Here’s another fresh red from the Peloponnese, from the rare, über-local variety mavro kalavrytino. It’s darker-fruited and a little more earthy than the preceding, but still light on its feet and low in tannin. Farming is certified organic, and the grapes are foot-tread. Try it with mushroom dishes or truffled cheeses.
Naoussa is a wine appellation in the northern Greek region of Macedonia (not to be confused with the Republic of Macedonia, the country right across the border). Xinomavro, often compared to Italy’s nebbiolo, is the star grape in Naoussa. Thymiopoulos’s organically and biodynamically farmed young-vine version is akin to an easygoing Langhe nebbiolo: fresh, with moderate tannins and aromas of olive, spice, and underbrush. Give it a go with tapenade or lamb.
Crete is the southernmost Greek island and the largest producer of wine in the Aegean Sea. We recently brought on four new wines from the Lyrarakis family. They founded their winery in 1966 and now work with 100 small, independent growers all over the island (in addition to farming their own vineyards). Their focus is on indigenous varieties, and they are intent on improving both farming and vinification throughout Crete.
Made from 100 percent assyrtiko grown at 580 meters in the Vóila area of eastern Crete, this stony, herbal, lemony, and lean wine undergoes 16 hours of skin contact. Drink it with creatures of the sea or fresh cheeses.
Plytó is an indigenous variety that was saved from extinction by the Lyrarakis family in the early 1990s, when they planted it in the family’s “Psarades” vineyard (at 480 meters altitude in central Crete). Plytó makes a fresh, citrus, and mineral white wine with an herbal tinge. Dolmas, pesto, and sole piccata would be worthy complements.
This direct press rosé is made from the indigenous red variety liatiko, the most widely planted grape on the island of Crete. These grapes come from ungrafted vines planted over a hundred years ago on Mount Kedros in eastern Crete, at an elevation of 850 meters. Think of it as Provençal rosé, but with brambly fruit and a saltier finish. A consummate aperitif wine, it’s also great with meze/tapas and just about anything else on a sunny day. (Our meager allotment is running low, so this is one to jump on now.)

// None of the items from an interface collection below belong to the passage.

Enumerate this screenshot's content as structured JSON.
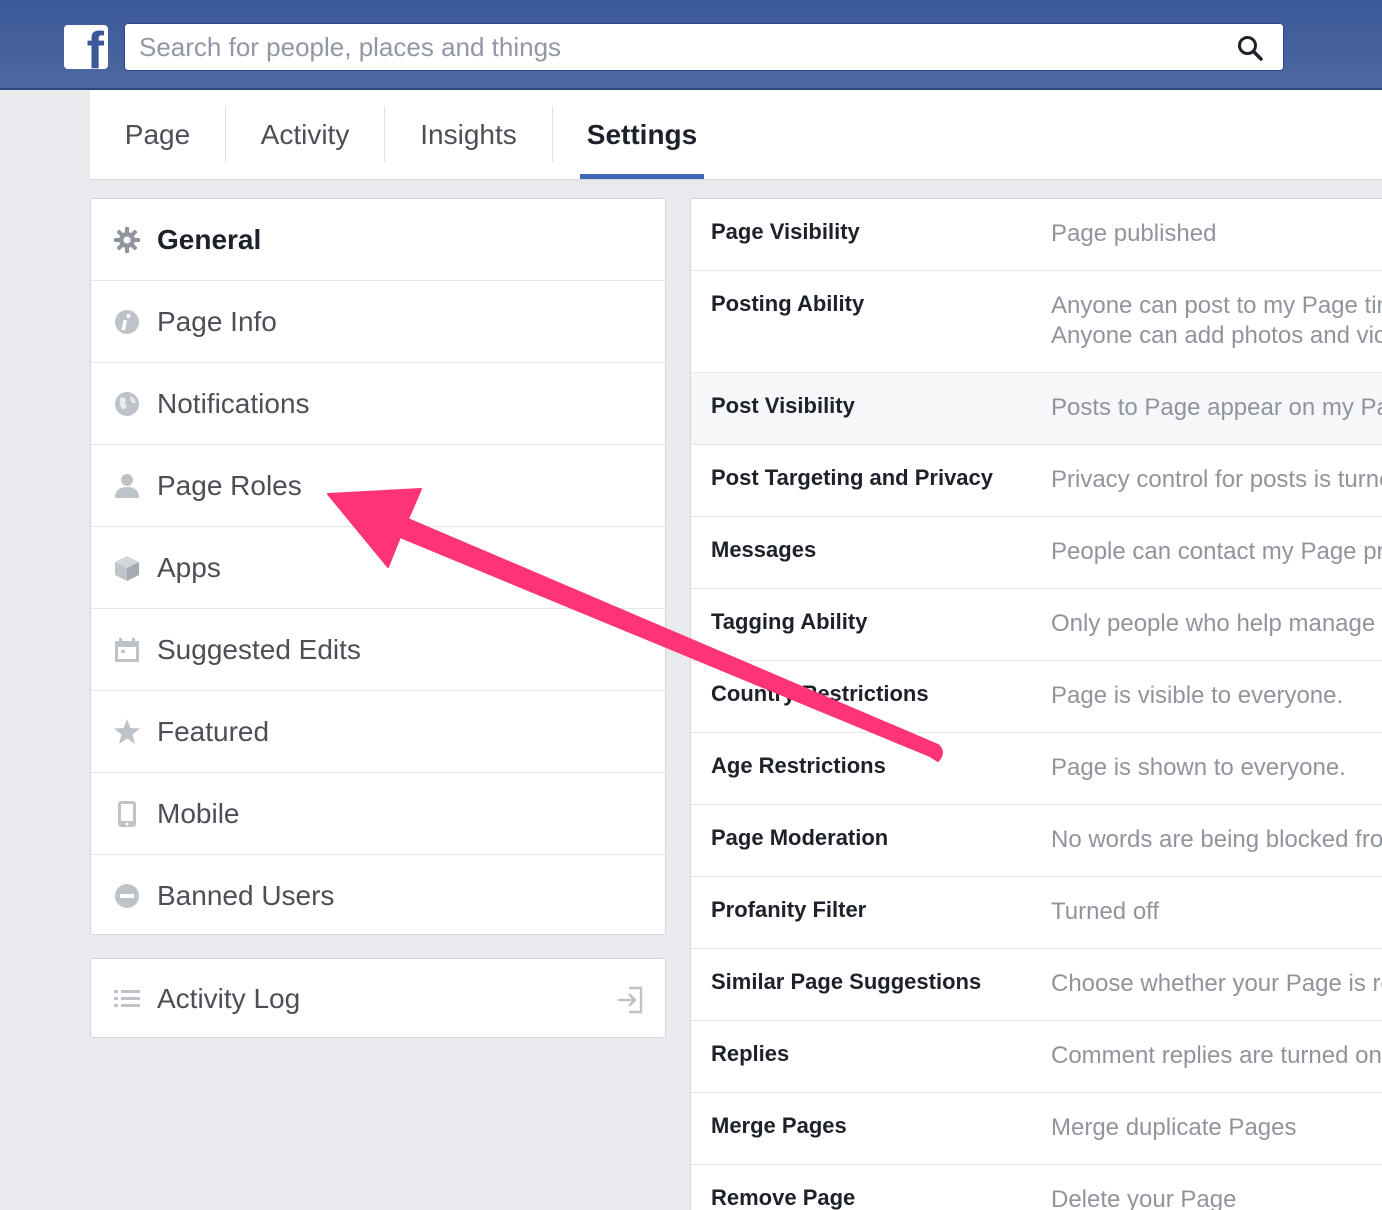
{
  "header": {
    "logo": "f",
    "search_placeholder": "Search for people, places and things"
  },
  "tabs": [
    {
      "label": "Page"
    },
    {
      "label": "Activity"
    },
    {
      "label": "Insights"
    },
    {
      "label": "Settings",
      "active": true
    }
  ],
  "left_menu": {
    "items": [
      {
        "label": "General",
        "icon": "gear-icon",
        "active": true
      },
      {
        "label": "Page Info",
        "icon": "info-icon"
      },
      {
        "label": "Notifications",
        "icon": "globe-icon"
      },
      {
        "label": "Page Roles",
        "icon": "person-icon"
      },
      {
        "label": "Apps",
        "icon": "cube-icon"
      },
      {
        "label": "Suggested Edits",
        "icon": "calendar-icon"
      },
      {
        "label": "Featured",
        "icon": "star-icon"
      },
      {
        "label": "Mobile",
        "icon": "phone-icon"
      },
      {
        "label": "Banned Users",
        "icon": "block-icon"
      }
    ],
    "activity_log": {
      "label": "Activity Log",
      "icon": "list-icon",
      "action_icon": "exit-icon"
    }
  },
  "settings": [
    {
      "label": "Page Visibility",
      "value": "Page published"
    },
    {
      "label": "Posting Ability",
      "value": "Anyone can post to my Page tir",
      "value2": "Anyone can add photos and vic"
    },
    {
      "label": "Post Visibility",
      "value": "Posts to Page appear on my Pa"
    },
    {
      "label": "Post Targeting and Privacy",
      "value": "Privacy control for posts is turne"
    },
    {
      "label": "Messages",
      "value": "People can contact my Page pr"
    },
    {
      "label": "Tagging Ability",
      "value": "Only people who help manage"
    },
    {
      "label": "Country Restrictions",
      "value": "Page is visible to everyone."
    },
    {
      "label": "Age Restrictions",
      "value": "Page is shown to everyone."
    },
    {
      "label": "Page Moderation",
      "value": "No words are being blocked fro"
    },
    {
      "label": "Profanity Filter",
      "value": "Turned off"
    },
    {
      "label": "Similar Page Suggestions",
      "value": "Choose whether your Page is re"
    },
    {
      "label": "Replies",
      "value": "Comment replies are turned on"
    },
    {
      "label": "Merge Pages",
      "value": "Merge duplicate Pages"
    },
    {
      "label": "Remove Page",
      "value": "Delete your Page"
    }
  ],
  "colors": {
    "brand_blue": "#4267b2",
    "annotation_arrow": "#ff3377"
  }
}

From the Aggelis vineyard in eastern Crete, this red wine is 100 percent liatiko, from ungrafted vines planted in the 1930s. As a red wine, liatiko tends to be lightly colored, with floral and spicy notes. You’ll find black pepper, smoke, and stones, along with a little tannic kick. How about spanakopita, falafel, spiced meatballs, or kebabs?

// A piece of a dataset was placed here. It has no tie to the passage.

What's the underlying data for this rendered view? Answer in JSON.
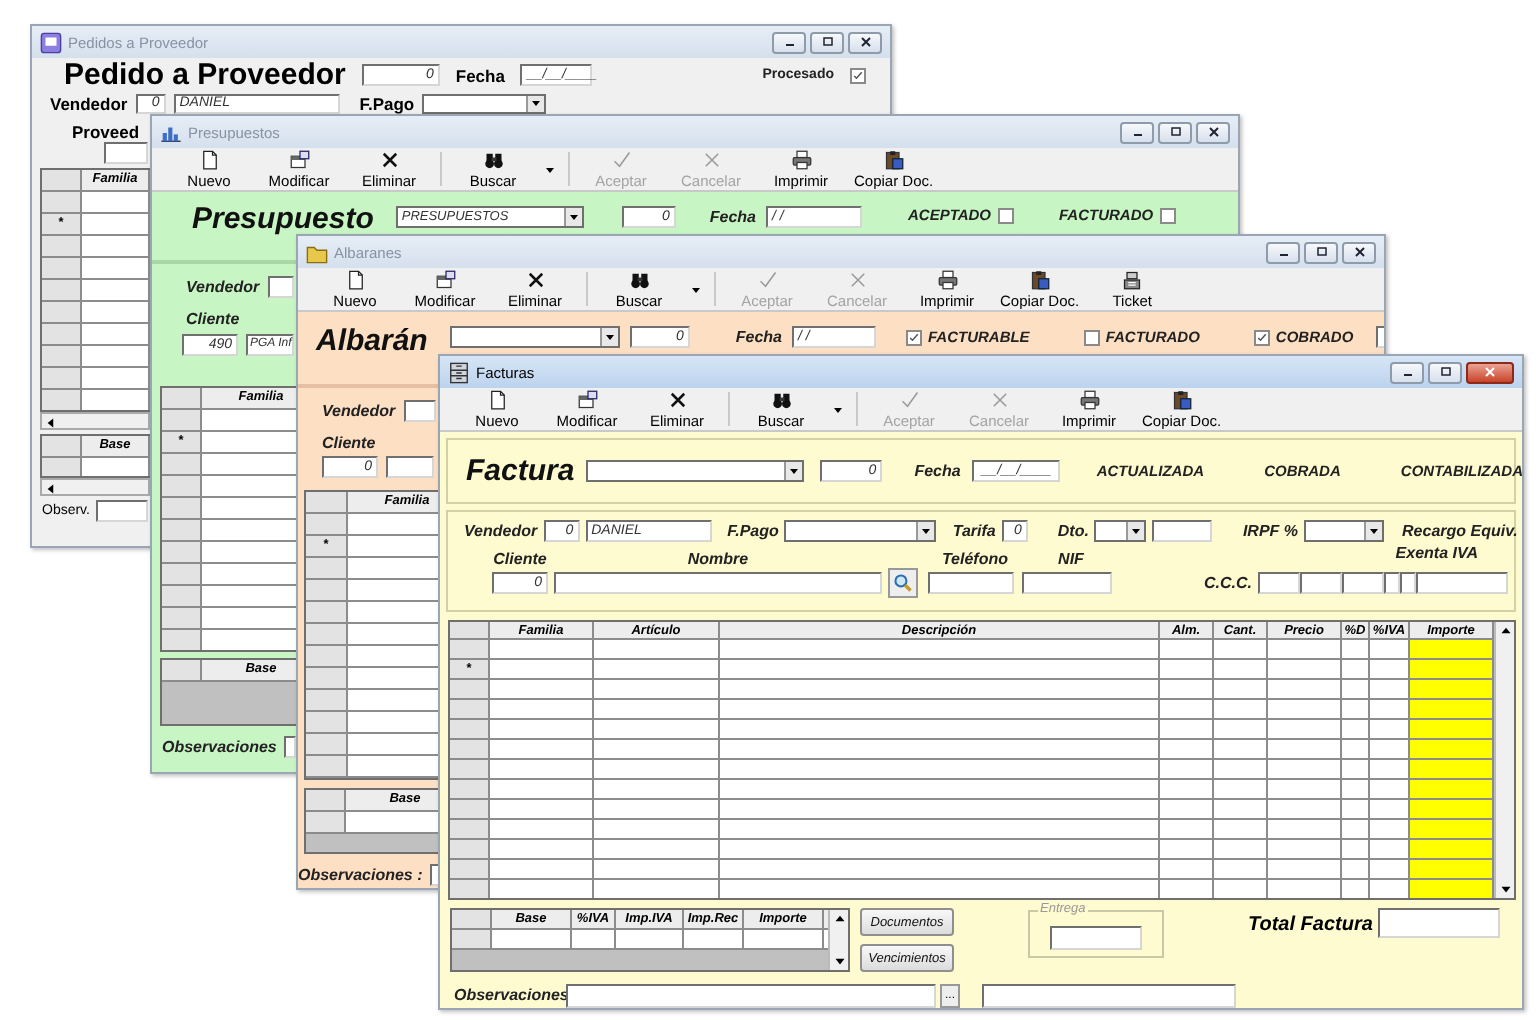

We’ll finish our tour not in Greece, but in the Republic of Cyprus, an island nation south of Turkey and west of Syria with a long cultural and political (and contentious) connection to both Greece and Turkey.
This lively, pale-colored wine comes from the Tsiakkas family, whose winery is located near Cyprus’s Mount Olympos. Mavro ambelissimo is the variety, and Mouklos is the vineyard–north-facing at 920 meters altitude. The grapes, farmed organically, come from 80-year-old, ungrafted, bush-trained vines in sandy, volcanic soil. The indigenous fermentation (80 percent whole clusters) and 35 days of (gentle) maceration all take place in stainless steel. Delicately floral and herbal, with great acidity, this is for lovers of gamay, poulsard, schiava, pelaverga, and the like. Chill it a bit, and then enjoy it with charcuterie, moussaka, pork, or lamb.